● **Exercise requirements**
Write out each record below exactly, without pictures.

(Provided entries Opens)

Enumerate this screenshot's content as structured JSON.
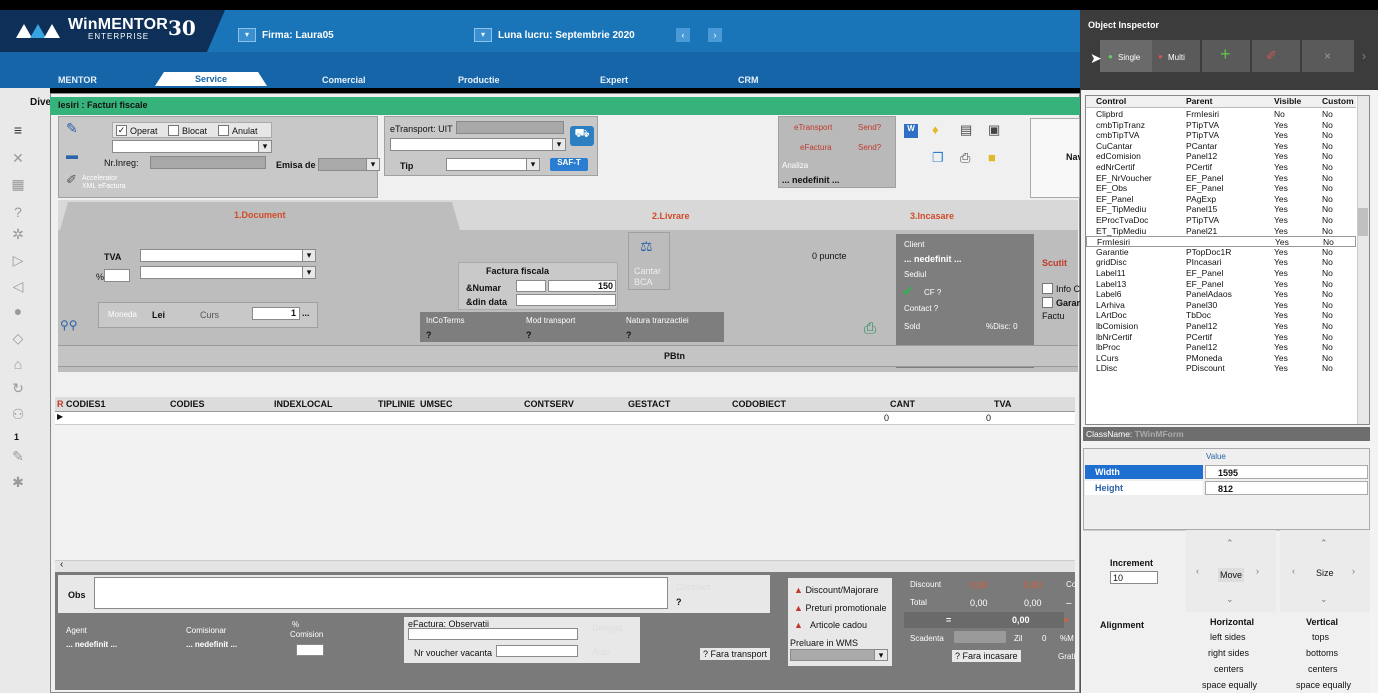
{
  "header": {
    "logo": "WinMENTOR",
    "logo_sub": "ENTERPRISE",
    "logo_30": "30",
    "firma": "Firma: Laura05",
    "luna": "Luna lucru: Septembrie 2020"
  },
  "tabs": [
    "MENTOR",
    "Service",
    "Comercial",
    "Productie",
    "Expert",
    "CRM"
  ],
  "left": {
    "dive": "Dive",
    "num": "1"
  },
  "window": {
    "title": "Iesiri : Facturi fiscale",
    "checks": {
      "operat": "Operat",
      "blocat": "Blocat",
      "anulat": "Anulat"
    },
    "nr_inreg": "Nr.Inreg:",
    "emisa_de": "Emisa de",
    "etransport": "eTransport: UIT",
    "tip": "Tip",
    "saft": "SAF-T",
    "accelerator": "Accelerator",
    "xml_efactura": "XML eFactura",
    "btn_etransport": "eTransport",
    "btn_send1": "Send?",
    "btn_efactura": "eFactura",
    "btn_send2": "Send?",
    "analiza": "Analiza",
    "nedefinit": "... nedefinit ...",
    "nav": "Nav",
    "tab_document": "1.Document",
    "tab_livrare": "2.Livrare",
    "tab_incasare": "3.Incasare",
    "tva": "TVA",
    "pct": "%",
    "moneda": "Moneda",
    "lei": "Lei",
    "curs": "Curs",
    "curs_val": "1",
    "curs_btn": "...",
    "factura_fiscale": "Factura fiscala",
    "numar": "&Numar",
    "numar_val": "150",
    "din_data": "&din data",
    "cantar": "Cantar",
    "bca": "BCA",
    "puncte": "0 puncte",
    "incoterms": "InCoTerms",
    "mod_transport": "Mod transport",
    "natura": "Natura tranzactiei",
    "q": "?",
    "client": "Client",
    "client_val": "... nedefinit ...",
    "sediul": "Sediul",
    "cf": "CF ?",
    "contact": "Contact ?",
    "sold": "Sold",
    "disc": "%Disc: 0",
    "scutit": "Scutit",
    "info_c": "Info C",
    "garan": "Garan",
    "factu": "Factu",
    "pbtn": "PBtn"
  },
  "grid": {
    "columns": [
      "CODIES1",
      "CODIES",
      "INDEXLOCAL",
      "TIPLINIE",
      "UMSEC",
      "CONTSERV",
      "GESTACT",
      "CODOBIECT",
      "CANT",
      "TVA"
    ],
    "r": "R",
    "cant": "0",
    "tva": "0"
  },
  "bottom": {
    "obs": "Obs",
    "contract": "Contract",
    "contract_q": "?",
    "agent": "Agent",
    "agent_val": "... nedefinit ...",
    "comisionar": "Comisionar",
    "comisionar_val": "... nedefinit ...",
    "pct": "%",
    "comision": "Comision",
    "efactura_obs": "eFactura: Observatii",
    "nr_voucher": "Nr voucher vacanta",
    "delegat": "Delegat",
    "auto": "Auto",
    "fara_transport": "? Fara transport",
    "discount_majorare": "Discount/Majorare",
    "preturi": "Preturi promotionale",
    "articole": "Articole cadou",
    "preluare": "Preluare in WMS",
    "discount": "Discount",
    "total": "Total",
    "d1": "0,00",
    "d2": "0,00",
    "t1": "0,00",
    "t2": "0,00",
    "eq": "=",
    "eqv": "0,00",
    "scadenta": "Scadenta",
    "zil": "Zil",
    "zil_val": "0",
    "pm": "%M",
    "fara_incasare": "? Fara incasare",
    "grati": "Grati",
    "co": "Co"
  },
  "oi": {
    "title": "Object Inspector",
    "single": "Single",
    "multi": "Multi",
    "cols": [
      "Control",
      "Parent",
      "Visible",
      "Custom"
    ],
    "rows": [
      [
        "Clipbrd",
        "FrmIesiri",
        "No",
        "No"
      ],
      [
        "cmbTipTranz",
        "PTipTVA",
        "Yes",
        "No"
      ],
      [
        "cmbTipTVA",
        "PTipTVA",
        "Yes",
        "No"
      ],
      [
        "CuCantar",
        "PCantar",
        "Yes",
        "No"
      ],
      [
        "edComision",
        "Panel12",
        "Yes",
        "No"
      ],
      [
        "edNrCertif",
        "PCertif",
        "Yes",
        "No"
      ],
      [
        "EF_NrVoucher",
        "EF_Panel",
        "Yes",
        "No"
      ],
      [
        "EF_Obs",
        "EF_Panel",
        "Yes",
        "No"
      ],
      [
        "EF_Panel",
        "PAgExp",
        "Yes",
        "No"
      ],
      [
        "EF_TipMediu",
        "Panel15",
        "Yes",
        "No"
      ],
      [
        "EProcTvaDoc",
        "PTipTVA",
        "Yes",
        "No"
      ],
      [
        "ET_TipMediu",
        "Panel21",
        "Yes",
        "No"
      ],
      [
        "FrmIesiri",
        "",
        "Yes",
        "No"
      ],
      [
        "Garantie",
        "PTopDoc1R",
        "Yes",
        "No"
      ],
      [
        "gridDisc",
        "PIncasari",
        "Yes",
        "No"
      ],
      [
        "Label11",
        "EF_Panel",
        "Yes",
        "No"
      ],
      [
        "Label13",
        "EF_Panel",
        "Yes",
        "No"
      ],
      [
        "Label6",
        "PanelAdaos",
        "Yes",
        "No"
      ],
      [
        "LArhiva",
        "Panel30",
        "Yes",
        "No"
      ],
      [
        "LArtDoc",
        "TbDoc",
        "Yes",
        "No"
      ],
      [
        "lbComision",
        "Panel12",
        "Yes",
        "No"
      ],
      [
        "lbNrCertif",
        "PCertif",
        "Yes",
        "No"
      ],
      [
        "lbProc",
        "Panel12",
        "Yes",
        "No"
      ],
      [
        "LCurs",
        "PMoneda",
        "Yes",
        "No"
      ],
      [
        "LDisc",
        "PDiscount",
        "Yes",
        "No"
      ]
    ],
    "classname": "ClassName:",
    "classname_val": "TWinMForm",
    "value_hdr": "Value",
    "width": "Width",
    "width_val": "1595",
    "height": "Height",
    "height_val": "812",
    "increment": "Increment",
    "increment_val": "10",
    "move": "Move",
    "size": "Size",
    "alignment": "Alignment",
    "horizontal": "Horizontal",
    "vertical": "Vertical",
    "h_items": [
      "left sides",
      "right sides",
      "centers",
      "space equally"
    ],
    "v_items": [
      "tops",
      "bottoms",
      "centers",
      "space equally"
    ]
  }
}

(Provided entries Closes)

● **Your response**
Enumerate this screenshot's content as structured JSON.
{
  "header": {
    "logo": "WinMENTOR",
    "logo_sub": "ENTERPRISE",
    "logo_30": "30",
    "firma": "Firma: Laura05",
    "luna": "Luna lucru: Septembrie 2020"
  },
  "tabs": [
    "MENTOR",
    "Service",
    "Comercial",
    "Productie",
    "Expert",
    "CRM"
  ],
  "left": {
    "dive": "Dive",
    "num": "1"
  },
  "window": {
    "title": "Iesiri : Facturi fiscale",
    "checks": {
      "operat": "Operat",
      "blocat": "Blocat",
      "anulat": "Anulat"
    },
    "nr_inreg": "Nr.Inreg:",
    "emisa_de": "Emisa de",
    "etransport": "eTransport: UIT",
    "tip": "Tip",
    "saft": "SAF-T",
    "accelerator": "Accelerator",
    "xml_efactura": "XML eFactura",
    "btn_etransport": "eTransport",
    "btn_send1": "Send?",
    "btn_efactura": "eFactura",
    "btn_send2": "Send?",
    "analiza": "Analiza",
    "nedefinit": "... nedefinit ...",
    "nav": "Nav",
    "tab_document": "1.Document",
    "tab_livrare": "2.Livrare",
    "tab_incasare": "3.Incasare",
    "tva": "TVA",
    "pct": "%",
    "moneda": "Moneda",
    "lei": "Lei",
    "curs": "Curs",
    "curs_val": "1",
    "curs_btn": "...",
    "factura_fiscale": "Factura fiscala",
    "numar": "&Numar",
    "numar_val": "150",
    "din_data": "&din data",
    "cantar": "Cantar",
    "bca": "BCA",
    "puncte": "0 puncte",
    "incoterms": "InCoTerms",
    "mod_transport": "Mod transport",
    "natura": "Natura tranzactiei",
    "q": "?",
    "client": "Client",
    "client_val": "... nedefinit ...",
    "sediul": "Sediul",
    "cf": "CF ?",
    "contact": "Contact ?",
    "sold": "Sold",
    "disc": "%Disc: 0",
    "scutit": "Scutit",
    "info_c": "Info C",
    "garan": "Garan",
    "factu": "Factu",
    "pbtn": "PBtn"
  },
  "grid": {
    "columns": [
      "CODIES1",
      "CODIES",
      "INDEXLOCAL",
      "TIPLINIE",
      "UMSEC",
      "CONTSERV",
      "GESTACT",
      "CODOBIECT",
      "CANT",
      "TVA"
    ],
    "r": "R",
    "cant": "0",
    "tva": "0"
  },
  "bottom": {
    "obs": "Obs",
    "contract": "Contract",
    "contract_q": "?",
    "agent": "Agent",
    "agent_val": "... nedefinit ...",
    "comisionar": "Comisionar",
    "comisionar_val": "... nedefinit ...",
    "pct": "%",
    "comision": "Comision",
    "efactura_obs": "eFactura: Observatii",
    "nr_voucher": "Nr voucher vacanta",
    "delegat": "Delegat",
    "auto": "Auto",
    "fara_transport": "? Fara transport",
    "discount_majorare": "Discount/Majorare",
    "preturi": "Preturi promotionale",
    "articole": "Articole cadou",
    "preluare": "Preluare in WMS",
    "discount": "Discount",
    "total": "Total",
    "d1": "0,00",
    "d2": "0,00",
    "t1": "0,00",
    "t2": "0,00",
    "eq": "=",
    "eqv": "0,00",
    "scadenta": "Scadenta",
    "zil": "Zil",
    "zil_val": "0",
    "pm": "%M",
    "fara_incasare": "? Fara incasare",
    "grati": "Grati",
    "co": "Co"
  },
  "oi": {
    "title": "Object Inspector",
    "single": "Single",
    "multi": "Multi",
    "cols": [
      "Control",
      "Parent",
      "Visible",
      "Custom"
    ],
    "rows": [
      [
        "Clipbrd",
        "FrmIesiri",
        "No",
        "No"
      ],
      [
        "cmbTipTranz",
        "PTipTVA",
        "Yes",
        "No"
      ],
      [
        "cmbTipTVA",
        "PTipTVA",
        "Yes",
        "No"
      ],
      [
        "CuCantar",
        "PCantar",
        "Yes",
        "No"
      ],
      [
        "edComision",
        "Panel12",
        "Yes",
        "No"
      ],
      [
        "edNrCertif",
        "PCertif",
        "Yes",
        "No"
      ],
      [
        "EF_NrVoucher",
        "EF_Panel",
        "Yes",
        "No"
      ],
      [
        "EF_Obs",
        "EF_Panel",
        "Yes",
        "No"
      ],
      [
        "EF_Panel",
        "PAgExp",
        "Yes",
        "No"
      ],
      [
        "EF_TipMediu",
        "Panel15",
        "Yes",
        "No"
      ],
      [
        "EProcTvaDoc",
        "PTipTVA",
        "Yes",
        "No"
      ],
      [
        "ET_TipMediu",
        "Panel21",
        "Yes",
        "No"
      ],
      [
        "FrmIesiri",
        "",
        "Yes",
        "No"
      ],
      [
        "Garantie",
        "PTopDoc1R",
        "Yes",
        "No"
      ],
      [
        "gridDisc",
        "PIncasari",
        "Yes",
        "No"
      ],
      [
        "Label11",
        "EF_Panel",
        "Yes",
        "No"
      ],
      [
        "Label13",
        "EF_Panel",
        "Yes",
        "No"
      ],
      [
        "Label6",
        "PanelAdaos",
        "Yes",
        "No"
      ],
      [
        "LArhiva",
        "Panel30",
        "Yes",
        "No"
      ],
      [
        "LArtDoc",
        "TbDoc",
        "Yes",
        "No"
      ],
      [
        "lbComision",
        "Panel12",
        "Yes",
        "No"
      ],
      [
        "lbNrCertif",
        "PCertif",
        "Yes",
        "No"
      ],
      [
        "lbProc",
        "Panel12",
        "Yes",
        "No"
      ],
      [
        "LCurs",
        "PMoneda",
        "Yes",
        "No"
      ],
      [
        "LDisc",
        "PDiscount",
        "Yes",
        "No"
      ]
    ],
    "classname": "ClassName:",
    "classname_val": "TWinMForm",
    "value_hdr": "Value",
    "width": "Width",
    "width_val": "1595",
    "height": "Height",
    "height_val": "812",
    "increment": "Increment",
    "increment_val": "10",
    "move": "Move",
    "size": "Size",
    "alignment": "Alignment",
    "horizontal": "Horizontal",
    "vertical": "Vertical",
    "h_items": [
      "left sides",
      "right sides",
      "centers",
      "space equally"
    ],
    "v_items": [
      "tops",
      "bottoms",
      "centers",
      "space equally"
    ]
  }
}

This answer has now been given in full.